Ardath Albee has more than 30 years of experience in the marketing industry, and is an expert in training her clients to make conversions and boost sales. She has had two books published about marketing strategies, and she owns and operates her own consulting firm, Marketing Interactions, Inc.
You have said that as a highly sought-after marketing consultant, one of the most important concepts you teach is creating buyer-centric content? What is that, specifically?
It’s all about creating content that speaks to what the customers care about — what they need to know — rather than what the company wants to say.
Buyer-centric content is not about the company or your product. It’s about what your products enable. What can’t your customers do without you?
It’s often the same issue from company to company. What the marketers know the best is their products; it’s what they believe in, what they want to talk about. The thing they DON’T know is who their buyers are, what makes them tick, what they care about and what’s the context of their problem in relation to why they would need your product.
Creating buyer-centric content is refocusing, turning away from your product and turning toward the buyer and looking at how you can solve their problem. And what is the problem? A lot of them don’t even know.
I spend the majority of my life creating personas for the companies I work for. We need personas in order to create content that’s relevant to buyers.
You talk in your book about the Continuum Experience and how important it is to marketers. Can you explain how this concept works and how marketers can implement it?
The Continuum Experience is a process of storytelling over time.
I’ve been on a rant for years about how we need to kick campaigns to the curb. A campaign is three or four touches over a month or a quarter, etc. Once they get their targets interested, the campaign ends and it’s a new quarter, new theme. The potential clients wonder where the thing they were interested in went.
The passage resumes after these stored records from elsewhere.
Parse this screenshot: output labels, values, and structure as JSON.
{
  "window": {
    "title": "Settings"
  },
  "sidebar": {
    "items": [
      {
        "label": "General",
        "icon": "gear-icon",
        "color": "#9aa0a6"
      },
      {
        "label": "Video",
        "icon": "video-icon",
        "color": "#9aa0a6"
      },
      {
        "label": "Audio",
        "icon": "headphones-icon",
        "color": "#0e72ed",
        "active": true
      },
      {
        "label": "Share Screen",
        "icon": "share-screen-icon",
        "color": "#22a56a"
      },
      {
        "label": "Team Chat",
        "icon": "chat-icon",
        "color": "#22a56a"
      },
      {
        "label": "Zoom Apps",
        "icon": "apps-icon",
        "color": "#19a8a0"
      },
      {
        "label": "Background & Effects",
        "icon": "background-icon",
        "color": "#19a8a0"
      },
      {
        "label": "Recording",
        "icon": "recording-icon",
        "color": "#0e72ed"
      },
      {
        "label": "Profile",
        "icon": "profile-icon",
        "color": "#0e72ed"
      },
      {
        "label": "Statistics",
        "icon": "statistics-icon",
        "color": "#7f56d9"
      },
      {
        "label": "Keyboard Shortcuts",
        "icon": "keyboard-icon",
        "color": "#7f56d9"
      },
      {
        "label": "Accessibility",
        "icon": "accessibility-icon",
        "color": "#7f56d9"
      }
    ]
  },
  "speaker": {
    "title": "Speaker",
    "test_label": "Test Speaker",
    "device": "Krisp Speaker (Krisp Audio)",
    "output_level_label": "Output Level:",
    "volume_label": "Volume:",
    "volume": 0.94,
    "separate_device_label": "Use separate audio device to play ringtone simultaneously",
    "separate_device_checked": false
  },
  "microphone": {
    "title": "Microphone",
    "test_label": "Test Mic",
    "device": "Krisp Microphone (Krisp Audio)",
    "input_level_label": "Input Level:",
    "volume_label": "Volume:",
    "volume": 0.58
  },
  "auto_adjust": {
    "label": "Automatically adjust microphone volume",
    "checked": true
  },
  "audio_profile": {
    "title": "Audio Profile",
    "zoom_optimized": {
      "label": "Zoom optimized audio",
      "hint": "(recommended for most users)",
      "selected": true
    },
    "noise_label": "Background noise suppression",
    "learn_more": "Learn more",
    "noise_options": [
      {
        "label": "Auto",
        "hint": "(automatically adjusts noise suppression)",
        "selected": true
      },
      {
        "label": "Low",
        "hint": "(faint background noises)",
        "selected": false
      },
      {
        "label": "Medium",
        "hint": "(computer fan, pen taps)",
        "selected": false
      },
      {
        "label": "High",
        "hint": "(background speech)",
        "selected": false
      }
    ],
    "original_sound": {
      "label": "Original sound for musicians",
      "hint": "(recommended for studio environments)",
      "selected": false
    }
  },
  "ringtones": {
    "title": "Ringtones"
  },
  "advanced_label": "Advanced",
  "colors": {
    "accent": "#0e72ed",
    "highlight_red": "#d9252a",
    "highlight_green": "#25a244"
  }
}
These random acts of content don’t do the job.
The Continuum Experience is telling that story from problem to solution across the entirety of the buying process.
Now I’m working with people to show them how to sell all the way through the customer lifecycle. What happens after they become a customer? How do you continue to engage them? How do you maintain sales? What is that ongoing story? How do you keep building on that to create this momentum, moving buyers or customers along?
Today’s attention spans are shorter than ever. Is it hard to sell the Continuum Experience idea to those who are steeped in our throwaway culture?
Yes. The problem isn’t the buyer, though, it’s the marketer.
We get bored. We already know the story and want to do something new and different. We should be thinking about how to tell the next piece of the story. But the challenge is creating an enduring story.
Another big problem is that marketers are still evaluated on how many leads they produce per month, so they don’t focus on the long term. They want to hit that 500-lead mark for the month. When that’s the criteria, it’s hard to make a case for the Continuum Experience.
How many leads is reasonable?
We have to start thinking of “leads” differently. It’s not a lead if you just take contact information from somebody who filled out a form because they want to read a piece of content and give it to a salesperson. We need to nurture and develop these people into qualified buyers.
Wouldn’t you rather have 25 solid leads than 500 tenuous ones?
You named your company Marketing Interactions. Is that to give people an idea of how you work and what you think is important?
I named the company Marketing Interactions because it was about teaching people how to create interactive experiences with their buyers. It was a big shift at that time, from face-to-face to digital. I was teaching people how to create conversations that begin online and transition them off-line.
But I don’t have an ABC formula that works for everyone. I have a certain way I build personas, but the application is different for each company. It depends on the objectives. It’s customer-buyer interaction, but it’s also my interaction with my client to come up with something that works specifically for them.
What advice do you give your clients regarding reputation management?
We focus on brand alignment, consistency and brand integrity; we try to avoid fragmented experiences. You need to engage your customers without violating the brand.
For companies that are rebranding, we have to ask, how provocative are you willing to be? Most companies are too conservative for big changes. But if you just hint at change, you look a little wishy-washy. It’s a delicate balance.
When you’re making changes, how do you know how much to diversify, how much to offer customers? How did Baskin-Robbins decide that 29 flavors weren’t enough but 32 was too many?
Personas really help with deciding what areas your company will focus on. Marketers need to ask themselves which out of the slate of products makes sense for their buyers.
But it all comes down to what customers want.